Remotely Executing Windows Console or Shell Commands vs Windows Executables in BatchPatch

Today I’d like to discuss a topic that comes up sometimes that can be confusing when you don’t know anything about what is happening “under the hood” in BatchPatch.

BatchPatch Remote Commands

In BatchPatch we provide two primary ways for executing remote commands– ‘Remote command 1/2‘ and ‘Remote command 3/4 (logged output)‘. What some of you might have noticed is that if you try to run the following syntax (see the DEL command below) in ‘Remote command 1/2‘, it doesn’t work. However, you can take the exact same syntax and put it in ‘Remote command 3/4 (logged output)‘ and it works just fine. What’s going on here?

A Typical Windows DEL (delete) Command

DEL /q "C:\temp\New Text Document.txt"

The command above is a standard Windows deletion command that you can run at the command line of any Windows computer. It will simply delete the specified file. The ‘/q‘ is an instruction to *not* prompt the user for confirmation (y/n). We use the ‘/q‘ when we want to run the command without any further interaction, which is necessary when running it remotely since there is no way to interact with the remote command after it has been submitted. If the ‘/q‘ is not used for a remote DEL command, the file will not be deleted, and the remote command will hang indefinitely while it waits for someone to respond to the hidden y/n confirmation prompt. No one can respond to it though because it’s hidden; hence why we have to use ‘/q‘ in the first place.

Console / Shell Commands vs. Windows Executable Files

OK, so here’s the thing with the DEL command… On Windows computers there is no DEL.exe. Many commands like DEL are built-in to the Windows shell, whereas many other commands like IPCONFIG are actually separate executables. That is to say if you look in C:\Windows\System32, for example, you will find IPCONFIG.exe but you will not find DEL.exe because there is no DEL.exe.
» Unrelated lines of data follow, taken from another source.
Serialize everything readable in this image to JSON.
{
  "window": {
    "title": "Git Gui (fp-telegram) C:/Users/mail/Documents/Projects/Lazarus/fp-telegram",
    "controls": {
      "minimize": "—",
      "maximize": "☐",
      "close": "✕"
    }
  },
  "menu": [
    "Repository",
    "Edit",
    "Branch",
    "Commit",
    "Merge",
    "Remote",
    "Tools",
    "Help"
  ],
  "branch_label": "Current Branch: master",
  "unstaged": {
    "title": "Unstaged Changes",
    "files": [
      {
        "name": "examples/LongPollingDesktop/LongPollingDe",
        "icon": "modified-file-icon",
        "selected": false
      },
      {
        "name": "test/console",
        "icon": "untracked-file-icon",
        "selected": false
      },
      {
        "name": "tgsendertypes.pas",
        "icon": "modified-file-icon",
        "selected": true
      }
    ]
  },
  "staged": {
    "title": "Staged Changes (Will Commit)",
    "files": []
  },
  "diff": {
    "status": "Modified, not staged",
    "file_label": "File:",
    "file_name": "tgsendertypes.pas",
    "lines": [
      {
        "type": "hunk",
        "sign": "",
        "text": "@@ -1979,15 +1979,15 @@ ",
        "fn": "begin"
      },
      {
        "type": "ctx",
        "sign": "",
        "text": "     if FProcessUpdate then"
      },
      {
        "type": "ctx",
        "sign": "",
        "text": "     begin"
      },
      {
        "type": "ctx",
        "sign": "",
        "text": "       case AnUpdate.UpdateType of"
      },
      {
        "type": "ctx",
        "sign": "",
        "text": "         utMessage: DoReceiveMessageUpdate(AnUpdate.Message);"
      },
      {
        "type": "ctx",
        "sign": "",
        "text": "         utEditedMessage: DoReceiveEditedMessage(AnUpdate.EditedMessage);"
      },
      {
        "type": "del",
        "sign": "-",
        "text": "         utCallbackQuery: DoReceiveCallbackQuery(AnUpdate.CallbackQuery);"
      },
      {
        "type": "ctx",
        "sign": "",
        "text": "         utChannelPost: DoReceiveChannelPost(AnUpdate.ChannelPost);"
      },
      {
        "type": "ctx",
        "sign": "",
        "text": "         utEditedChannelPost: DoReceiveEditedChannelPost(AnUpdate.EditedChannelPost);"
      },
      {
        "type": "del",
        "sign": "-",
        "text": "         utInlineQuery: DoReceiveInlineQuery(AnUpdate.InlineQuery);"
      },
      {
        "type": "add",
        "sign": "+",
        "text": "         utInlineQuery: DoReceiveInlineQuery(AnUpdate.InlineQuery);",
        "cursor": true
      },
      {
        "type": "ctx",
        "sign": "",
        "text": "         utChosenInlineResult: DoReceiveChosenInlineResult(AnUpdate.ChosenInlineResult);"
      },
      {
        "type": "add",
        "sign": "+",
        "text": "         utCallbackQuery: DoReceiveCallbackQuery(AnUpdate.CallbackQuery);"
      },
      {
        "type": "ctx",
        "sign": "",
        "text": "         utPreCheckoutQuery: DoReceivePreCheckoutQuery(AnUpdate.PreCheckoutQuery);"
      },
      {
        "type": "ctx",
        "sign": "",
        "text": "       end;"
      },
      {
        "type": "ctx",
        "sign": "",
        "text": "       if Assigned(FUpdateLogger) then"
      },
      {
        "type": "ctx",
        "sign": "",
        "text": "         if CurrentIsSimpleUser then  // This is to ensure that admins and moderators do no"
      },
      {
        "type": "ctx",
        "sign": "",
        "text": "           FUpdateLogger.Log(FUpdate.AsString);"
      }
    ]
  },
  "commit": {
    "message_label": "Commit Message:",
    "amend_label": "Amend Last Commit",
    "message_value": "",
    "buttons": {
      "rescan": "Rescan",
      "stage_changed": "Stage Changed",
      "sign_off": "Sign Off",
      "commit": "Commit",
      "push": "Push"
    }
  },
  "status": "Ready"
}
This fact is the reason why the above DEL command works in BatchPatch’s ‘Remote command 3/4‘ but not in ‘Remote command 1/2‘. This is explained more below.

Comparing BatchPatch Remote Command 1/2 vs BatchPatch Remote Command 3/4 (logged output)

When BatchPatch executes ‘Remote command 1/2‘, it uses the Windows Process class. It parses the command and assumes that you are running an actual executable. So, if you run ‘IPCONFIG’ in ‘Remote command 1/2‘, it works just fine because IPCONFIG.exe exists on all Windows computers, so BatchPatch uses the Windows Process class to execute IPCONFIG.exe, and everything works as expected. However, if you run a DEL command in ‘Remote command 1/2‘, it fails because BatchPatch looks for but cannot find DEL.exe (because it doesn’t exist).

When BatchPatch executes ‘Remote command 3/4 (logged output)‘, on the other hand, instead of parsing the command for the executable, BatchPatch runs the entire command inside of the Windows command console using CMD.exe. So, a DEL command works just fine in ‘Remote command 3/4 (logged output)‘ because under the hood BatchPatch is actually executing it more like this:

cmd.exe /c del /q "C:\temp\New Text Document.txt"

With all that said, if you want to execute

DEL /q "C:\temp\New Text Document.txt"

using BatchPatch, you can either execute it as-is by putting it into ‘Remote command 3/4 (logged output)‘ or you can modify it to run in ‘Remote command 1/2‘ by using this syntax instead:

cmd.exe /c del /q "C:\temp\New Text Document.txt"
This entry was posted in Blog, General, Tutorials and tagged , , . Bookmark the permalink. Both comments and trackbacks are currently closed.